(Problem statement): For the material below, count each line where the string "Configuration" appears, then return the total alone.

----------------

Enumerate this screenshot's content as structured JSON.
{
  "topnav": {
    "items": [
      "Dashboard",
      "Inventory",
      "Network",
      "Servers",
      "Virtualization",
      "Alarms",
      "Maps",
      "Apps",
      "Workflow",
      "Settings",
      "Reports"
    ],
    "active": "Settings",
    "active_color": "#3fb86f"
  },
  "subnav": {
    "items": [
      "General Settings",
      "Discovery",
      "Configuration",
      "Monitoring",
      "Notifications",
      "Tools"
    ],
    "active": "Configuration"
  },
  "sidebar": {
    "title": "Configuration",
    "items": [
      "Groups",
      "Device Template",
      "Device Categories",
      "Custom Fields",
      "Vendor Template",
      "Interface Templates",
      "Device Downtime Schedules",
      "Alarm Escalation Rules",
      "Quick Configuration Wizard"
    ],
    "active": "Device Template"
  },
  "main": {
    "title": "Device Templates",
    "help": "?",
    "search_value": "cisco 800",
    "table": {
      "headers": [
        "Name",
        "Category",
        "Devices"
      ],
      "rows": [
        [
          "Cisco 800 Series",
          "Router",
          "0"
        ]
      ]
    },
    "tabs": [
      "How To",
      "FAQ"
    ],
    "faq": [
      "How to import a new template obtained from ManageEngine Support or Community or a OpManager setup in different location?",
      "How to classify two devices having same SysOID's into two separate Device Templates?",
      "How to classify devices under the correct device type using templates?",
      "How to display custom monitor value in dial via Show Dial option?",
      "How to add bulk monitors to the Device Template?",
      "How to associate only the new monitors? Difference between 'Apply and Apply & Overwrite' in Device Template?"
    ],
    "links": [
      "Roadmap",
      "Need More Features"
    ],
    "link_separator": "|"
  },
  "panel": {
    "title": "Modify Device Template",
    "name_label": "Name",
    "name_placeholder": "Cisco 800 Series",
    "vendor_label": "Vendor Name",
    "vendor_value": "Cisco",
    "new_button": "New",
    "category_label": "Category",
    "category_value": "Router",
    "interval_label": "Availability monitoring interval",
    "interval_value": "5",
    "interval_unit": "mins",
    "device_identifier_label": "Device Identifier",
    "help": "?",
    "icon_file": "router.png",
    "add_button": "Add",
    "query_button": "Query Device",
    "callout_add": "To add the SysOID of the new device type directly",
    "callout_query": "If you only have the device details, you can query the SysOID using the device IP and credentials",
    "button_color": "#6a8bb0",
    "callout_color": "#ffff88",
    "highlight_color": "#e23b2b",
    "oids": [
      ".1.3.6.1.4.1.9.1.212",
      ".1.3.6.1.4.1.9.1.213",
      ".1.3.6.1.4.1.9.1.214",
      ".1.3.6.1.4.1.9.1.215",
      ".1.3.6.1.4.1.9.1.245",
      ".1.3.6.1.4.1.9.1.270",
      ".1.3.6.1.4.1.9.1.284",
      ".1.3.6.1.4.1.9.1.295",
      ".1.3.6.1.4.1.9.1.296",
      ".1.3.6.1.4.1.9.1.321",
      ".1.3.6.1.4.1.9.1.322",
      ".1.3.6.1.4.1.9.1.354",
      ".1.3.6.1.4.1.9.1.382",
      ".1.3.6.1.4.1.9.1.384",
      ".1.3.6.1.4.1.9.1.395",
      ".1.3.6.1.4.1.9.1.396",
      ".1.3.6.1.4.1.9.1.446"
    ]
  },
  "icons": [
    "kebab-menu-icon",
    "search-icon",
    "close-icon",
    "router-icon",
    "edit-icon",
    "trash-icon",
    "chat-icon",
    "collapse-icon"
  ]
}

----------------

(Answer box): 4